───── Working data ─────

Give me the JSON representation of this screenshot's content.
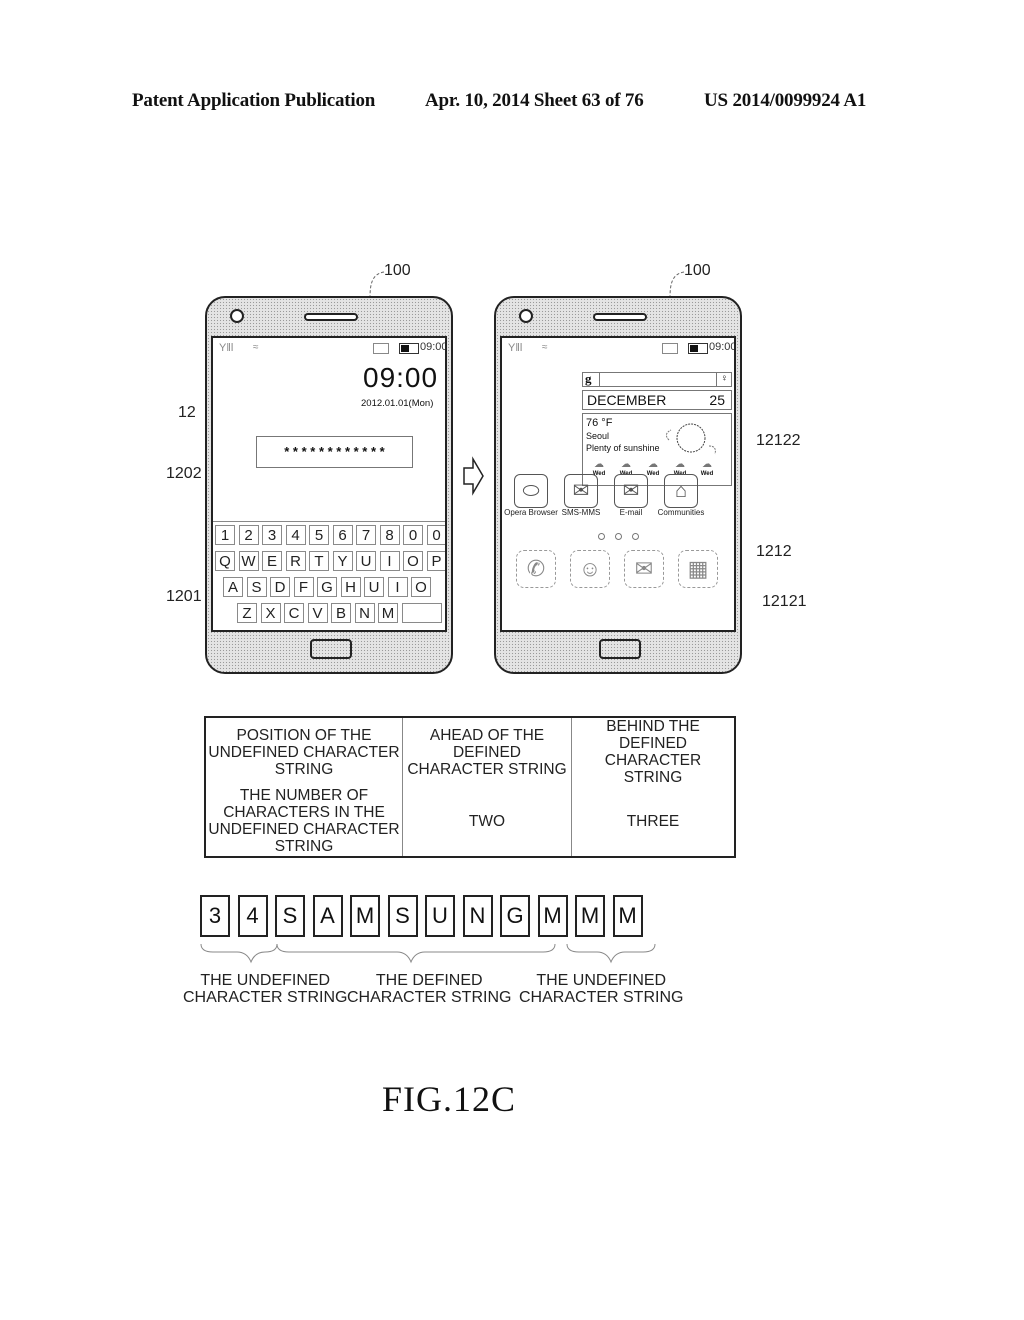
{
  "header": {
    "left": "Patent Application Publication",
    "middle": "Apr. 10, 2014  Sheet 63 of 76",
    "right": "US 2014/0099924 A1"
  },
  "phone_left": {
    "ref_device": "100",
    "ref_screen": "12",
    "ref_input": "1202",
    "ref_keyboard": "1201",
    "status_time": "09:00",
    "clock": "09:00",
    "date": "2012.01.01(Mon)",
    "password": "* * * * * * * * * * * *",
    "keyboard_rows": [
      [
        "1",
        "2",
        "3",
        "4",
        "5",
        "6",
        "7",
        "8",
        "0",
        "0"
      ],
      [
        "Q",
        "W",
        "E",
        "R",
        "T",
        "Y",
        "U",
        "I",
        "O",
        "P"
      ],
      [
        "A",
        "S",
        "D",
        "F",
        "G",
        "H",
        "U",
        "I",
        "O"
      ],
      [
        "Z",
        "X",
        "C",
        "V",
        "B",
        "N",
        "M",
        ""
      ]
    ]
  },
  "phone_right": {
    "ref_device": "100",
    "ref_widget": "12122",
    "ref_home": "1212",
    "ref_dock": "12121",
    "status_time": "09:00",
    "search_logo": "g",
    "calendar_month": "DECEMBER",
    "calendar_day": "25",
    "weather_temp": "76 °F",
    "weather_city": "Seoul",
    "weather_desc": "Plenty of sunshine",
    "forecast_days": [
      "Wed",
      "Wed",
      "Wed",
      "Wed",
      "Wed"
    ],
    "apps": [
      {
        "label": "Opera Browser",
        "icon": "opera-icon"
      },
      {
        "label": "SMS-MMS",
        "icon": "sms-icon"
      },
      {
        "label": "E-mail",
        "icon": "email-icon"
      },
      {
        "label": "Communities",
        "icon": "communities-icon"
      }
    ],
    "dock": [
      "phone-icon",
      "contacts-icon",
      "message-icon",
      "apps-grid-icon"
    ]
  },
  "table": {
    "header_row": [
      "POSITION OF THE UNDEFINED CHARACTER STRING",
      "AHEAD OF THE DEFINED CHARACTER STRING",
      "BEHIND THE DEFINED CHARACTER STRING"
    ],
    "data_row": [
      "THE NUMBER OF CHARACTERS IN THE UNDEFINED CHARACTER STRING",
      "TWO",
      "THREE"
    ]
  },
  "char_string": {
    "chars": [
      "3",
      "4",
      "S",
      "A",
      "M",
      "S",
      "U",
      "N",
      "G",
      "M",
      "M",
      "M"
    ],
    "groups": [
      "THE UNDEFINED\nCHARACTER STRING",
      "THE DEFINED\nCHARACTER STRING",
      "THE UNDEFINED\nCHARACTER STRING"
    ]
  },
  "figure_label": "FIG.12C"
}
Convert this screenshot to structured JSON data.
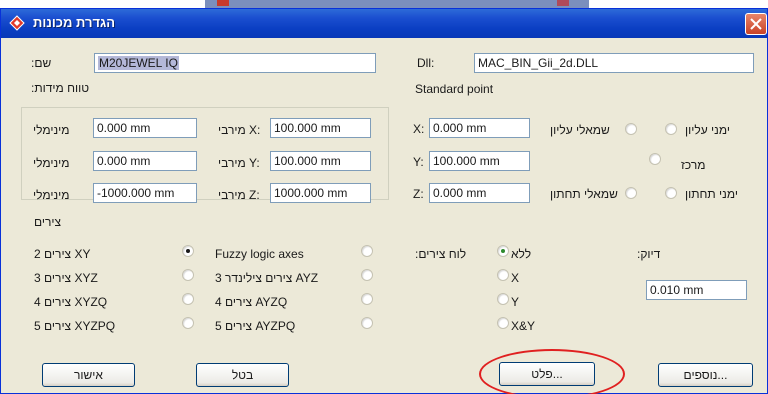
{
  "window": {
    "title": "הגדרת מכונות"
  },
  "name_field": {
    "label": "שם:",
    "value": "M20JEWEL IQ"
  },
  "dll_field": {
    "label": "Dll:",
    "value": "MAC_BIN_Gii_2d.DLL"
  },
  "measure_section": {
    "title": "טווח מידות:"
  },
  "standard_point": {
    "title": "Standard point"
  },
  "ranges": [
    {
      "min_label": "מינימלי",
      "min_value": "0.000 mm",
      "max_label": "מירבי X:",
      "max_value": "100.000 mm"
    },
    {
      "min_label": "מינימלי",
      "min_value": "0.000 mm",
      "max_label": "מירבי Y:",
      "max_value": "100.000 mm"
    },
    {
      "min_label": "מינימלי",
      "min_value": "-1000.000 mm",
      "max_label": "מירבי Z:",
      "max_value": "1000.000 mm"
    }
  ],
  "std_points": [
    {
      "label": "X:",
      "value": "0.000 mm"
    },
    {
      "label": "Y:",
      "value": "100.000 mm"
    },
    {
      "label": "Z:",
      "value": "0.000 mm"
    }
  ],
  "corners": {
    "top_left": "שמאלי עליון",
    "top_right": "ימני עליון",
    "center": "מרכז",
    "bottom_left": "שמאלי תחתון",
    "bottom_right": "ימני תחתון"
  },
  "axes_section": {
    "title": "צירים"
  },
  "axes_left": [
    "2 צירים XY",
    "3 צירים XYZ",
    "4 צירים XYZQ",
    "5 צירים XYZPQ"
  ],
  "axes_right": [
    "Fuzzy logic axes",
    "3 צירים צילינדר AYZ",
    "4 צירים AYZQ",
    "5 צירים AYZPQ"
  ],
  "board_section": {
    "title": "לוח צירים:"
  },
  "board_options": [
    "ללא",
    "X",
    "Y",
    "X&Y"
  ],
  "precision": {
    "label": "דיוק:",
    "value": "0.010 mm"
  },
  "buttons": {
    "ok": "אישור",
    "cancel": "בטל",
    "plot": "פלט...",
    "more": "נוספים..."
  }
}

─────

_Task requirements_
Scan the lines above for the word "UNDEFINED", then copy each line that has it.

_Problem solution_
      "POSITION OF THE UNDEFINED CHARACTER STRING",
      "THE NUMBER OF CHARACTERS IN THE UNDEFINED CHARACTER STRING",
      "THE UNDEFINED\nCHARACTER STRING",
      "THE UNDEFINED\nCHARACTER STRING"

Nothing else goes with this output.